_Records from a dataset:_
-=-=-

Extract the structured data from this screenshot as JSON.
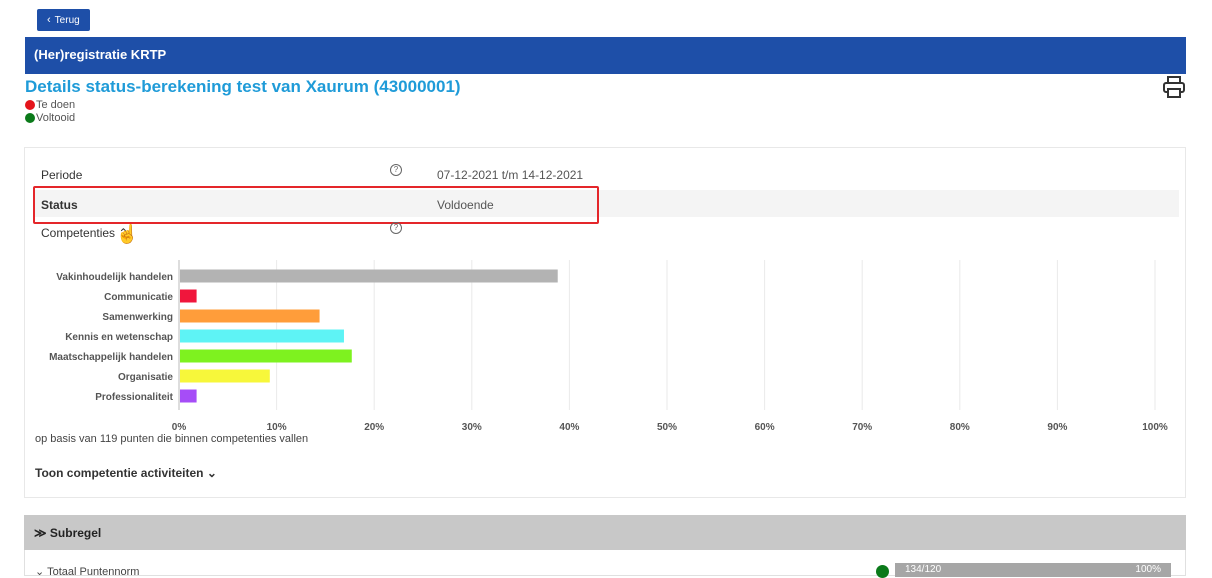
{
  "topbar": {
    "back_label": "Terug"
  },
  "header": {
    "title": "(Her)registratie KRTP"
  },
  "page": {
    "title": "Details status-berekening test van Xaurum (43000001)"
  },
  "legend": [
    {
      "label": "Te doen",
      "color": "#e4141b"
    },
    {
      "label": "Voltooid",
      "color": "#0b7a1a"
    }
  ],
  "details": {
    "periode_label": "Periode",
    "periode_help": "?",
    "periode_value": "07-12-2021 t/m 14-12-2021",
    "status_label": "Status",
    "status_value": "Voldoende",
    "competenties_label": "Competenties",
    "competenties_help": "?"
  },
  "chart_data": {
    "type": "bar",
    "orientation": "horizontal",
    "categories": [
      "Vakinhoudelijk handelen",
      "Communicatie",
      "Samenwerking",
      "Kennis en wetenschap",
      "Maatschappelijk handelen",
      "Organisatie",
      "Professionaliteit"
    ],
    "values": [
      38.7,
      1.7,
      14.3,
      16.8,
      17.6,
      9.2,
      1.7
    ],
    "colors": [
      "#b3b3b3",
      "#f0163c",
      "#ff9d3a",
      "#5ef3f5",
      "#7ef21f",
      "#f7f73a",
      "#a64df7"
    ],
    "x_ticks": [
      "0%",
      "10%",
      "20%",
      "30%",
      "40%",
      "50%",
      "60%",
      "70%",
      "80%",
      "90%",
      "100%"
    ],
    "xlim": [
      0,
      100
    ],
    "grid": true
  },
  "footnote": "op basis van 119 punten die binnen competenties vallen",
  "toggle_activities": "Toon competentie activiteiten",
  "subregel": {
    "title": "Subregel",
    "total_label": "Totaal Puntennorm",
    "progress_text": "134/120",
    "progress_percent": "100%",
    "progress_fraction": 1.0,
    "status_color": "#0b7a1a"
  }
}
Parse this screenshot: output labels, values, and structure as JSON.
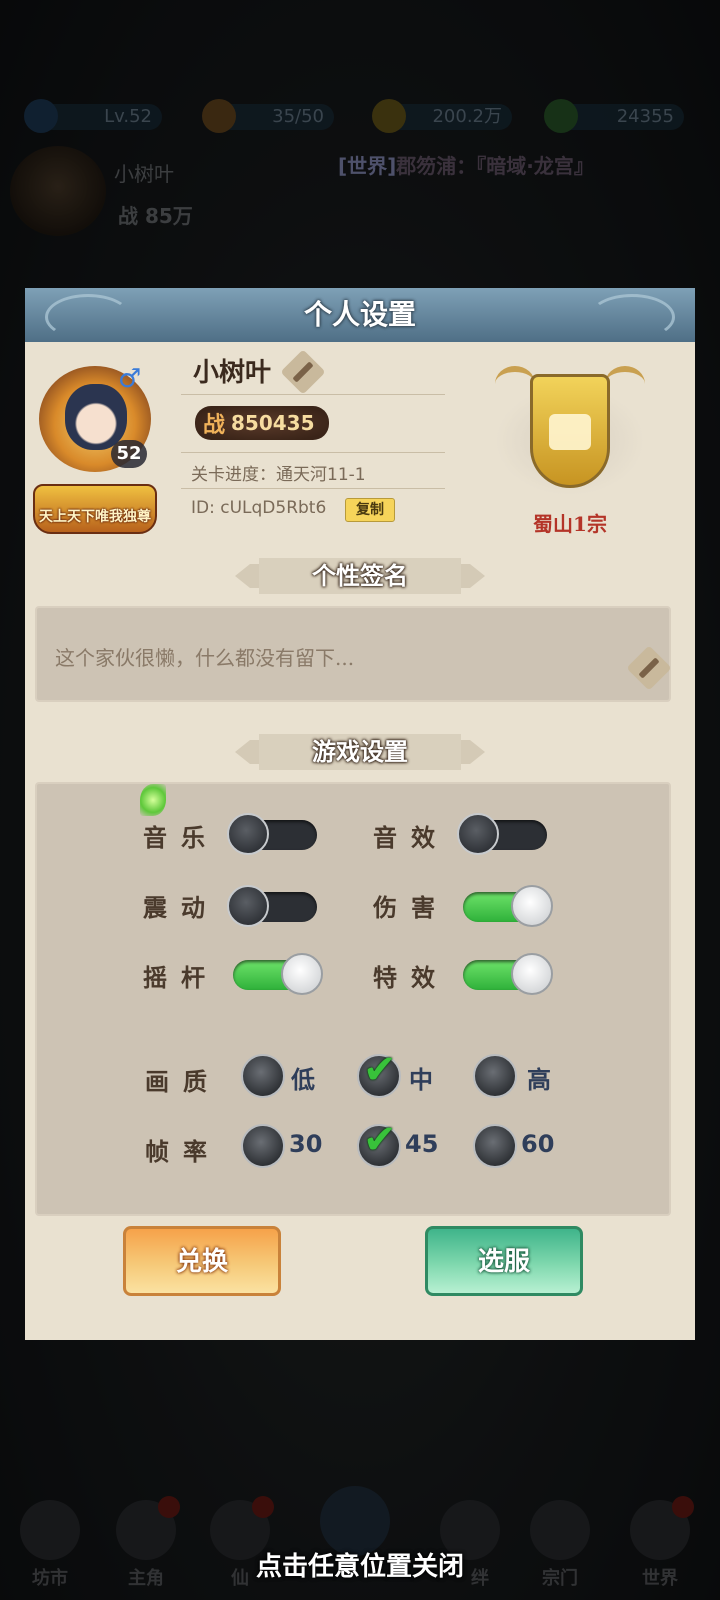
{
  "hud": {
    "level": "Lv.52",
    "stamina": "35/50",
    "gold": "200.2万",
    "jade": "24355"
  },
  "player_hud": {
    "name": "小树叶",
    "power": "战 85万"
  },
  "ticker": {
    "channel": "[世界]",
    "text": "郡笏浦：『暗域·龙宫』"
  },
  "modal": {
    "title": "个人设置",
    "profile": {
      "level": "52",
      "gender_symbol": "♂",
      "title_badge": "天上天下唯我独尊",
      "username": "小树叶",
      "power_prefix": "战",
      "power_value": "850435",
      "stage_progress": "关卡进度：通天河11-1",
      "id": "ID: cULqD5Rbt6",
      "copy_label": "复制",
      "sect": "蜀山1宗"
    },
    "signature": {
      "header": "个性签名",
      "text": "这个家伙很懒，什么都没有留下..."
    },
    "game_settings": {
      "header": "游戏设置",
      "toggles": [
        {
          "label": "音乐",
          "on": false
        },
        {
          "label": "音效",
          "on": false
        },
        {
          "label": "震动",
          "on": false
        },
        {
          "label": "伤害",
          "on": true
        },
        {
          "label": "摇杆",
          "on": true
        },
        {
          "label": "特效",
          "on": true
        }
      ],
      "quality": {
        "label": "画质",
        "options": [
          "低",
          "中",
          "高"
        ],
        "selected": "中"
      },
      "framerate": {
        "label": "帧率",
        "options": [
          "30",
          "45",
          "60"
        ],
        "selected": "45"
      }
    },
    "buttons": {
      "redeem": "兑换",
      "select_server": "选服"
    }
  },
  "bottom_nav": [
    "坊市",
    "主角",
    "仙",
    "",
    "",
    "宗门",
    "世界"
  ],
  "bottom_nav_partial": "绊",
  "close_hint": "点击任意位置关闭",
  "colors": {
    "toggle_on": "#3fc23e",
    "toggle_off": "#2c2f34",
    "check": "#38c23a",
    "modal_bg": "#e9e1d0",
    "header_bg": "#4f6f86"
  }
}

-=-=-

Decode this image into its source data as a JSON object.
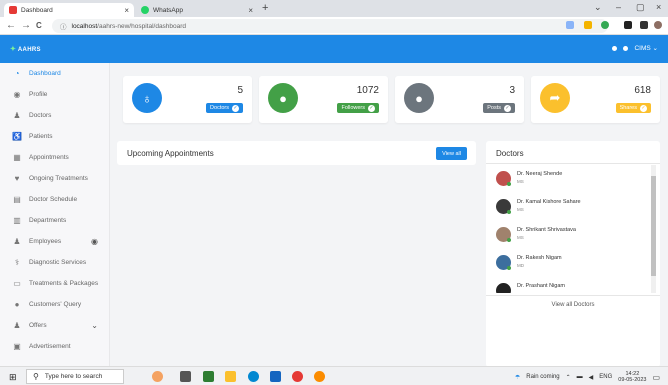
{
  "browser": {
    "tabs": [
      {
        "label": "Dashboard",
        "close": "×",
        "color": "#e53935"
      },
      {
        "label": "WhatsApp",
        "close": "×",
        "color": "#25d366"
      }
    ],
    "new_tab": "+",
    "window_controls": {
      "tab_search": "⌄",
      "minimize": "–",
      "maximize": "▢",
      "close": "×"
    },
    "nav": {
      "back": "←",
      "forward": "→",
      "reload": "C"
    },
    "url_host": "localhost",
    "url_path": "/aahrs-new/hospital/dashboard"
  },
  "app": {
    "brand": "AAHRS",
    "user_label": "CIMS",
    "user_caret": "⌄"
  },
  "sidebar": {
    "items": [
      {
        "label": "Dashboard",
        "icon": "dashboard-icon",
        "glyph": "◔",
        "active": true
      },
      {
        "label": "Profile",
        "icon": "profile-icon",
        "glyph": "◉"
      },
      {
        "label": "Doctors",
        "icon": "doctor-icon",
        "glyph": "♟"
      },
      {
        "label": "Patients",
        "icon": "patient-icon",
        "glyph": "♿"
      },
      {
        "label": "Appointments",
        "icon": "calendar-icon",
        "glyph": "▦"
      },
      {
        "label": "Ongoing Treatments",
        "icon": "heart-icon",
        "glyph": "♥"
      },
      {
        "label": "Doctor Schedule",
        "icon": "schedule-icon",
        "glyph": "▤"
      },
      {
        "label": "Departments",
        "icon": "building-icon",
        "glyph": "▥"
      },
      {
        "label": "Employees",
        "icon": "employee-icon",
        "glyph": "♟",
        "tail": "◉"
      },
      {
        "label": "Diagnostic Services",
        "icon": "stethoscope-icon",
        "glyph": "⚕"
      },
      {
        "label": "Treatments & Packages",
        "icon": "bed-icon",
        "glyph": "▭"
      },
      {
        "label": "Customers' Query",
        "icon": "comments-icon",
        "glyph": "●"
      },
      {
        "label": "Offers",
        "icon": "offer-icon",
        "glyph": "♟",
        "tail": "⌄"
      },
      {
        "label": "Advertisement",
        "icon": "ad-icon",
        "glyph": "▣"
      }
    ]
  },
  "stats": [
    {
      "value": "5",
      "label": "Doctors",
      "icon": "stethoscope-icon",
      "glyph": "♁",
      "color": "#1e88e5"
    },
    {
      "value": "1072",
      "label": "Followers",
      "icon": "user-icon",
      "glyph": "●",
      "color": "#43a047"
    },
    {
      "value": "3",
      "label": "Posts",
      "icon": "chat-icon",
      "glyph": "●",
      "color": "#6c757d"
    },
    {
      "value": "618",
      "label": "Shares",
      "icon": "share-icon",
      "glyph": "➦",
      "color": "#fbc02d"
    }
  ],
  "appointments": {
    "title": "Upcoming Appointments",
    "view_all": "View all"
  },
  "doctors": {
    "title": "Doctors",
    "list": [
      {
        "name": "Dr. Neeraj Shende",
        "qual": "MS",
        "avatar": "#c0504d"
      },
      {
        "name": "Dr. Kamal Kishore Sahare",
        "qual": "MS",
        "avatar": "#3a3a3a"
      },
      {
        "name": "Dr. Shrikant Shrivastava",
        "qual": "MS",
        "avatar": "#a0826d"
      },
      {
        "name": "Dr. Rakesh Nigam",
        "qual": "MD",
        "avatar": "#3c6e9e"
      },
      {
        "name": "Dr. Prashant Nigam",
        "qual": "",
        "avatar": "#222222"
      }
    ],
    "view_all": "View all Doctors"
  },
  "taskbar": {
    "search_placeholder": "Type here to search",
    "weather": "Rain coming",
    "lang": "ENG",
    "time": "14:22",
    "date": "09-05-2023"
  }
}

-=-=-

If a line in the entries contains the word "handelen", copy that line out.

      "Vakinhoudelijk handelen",
      "Maatschappelijk handelen",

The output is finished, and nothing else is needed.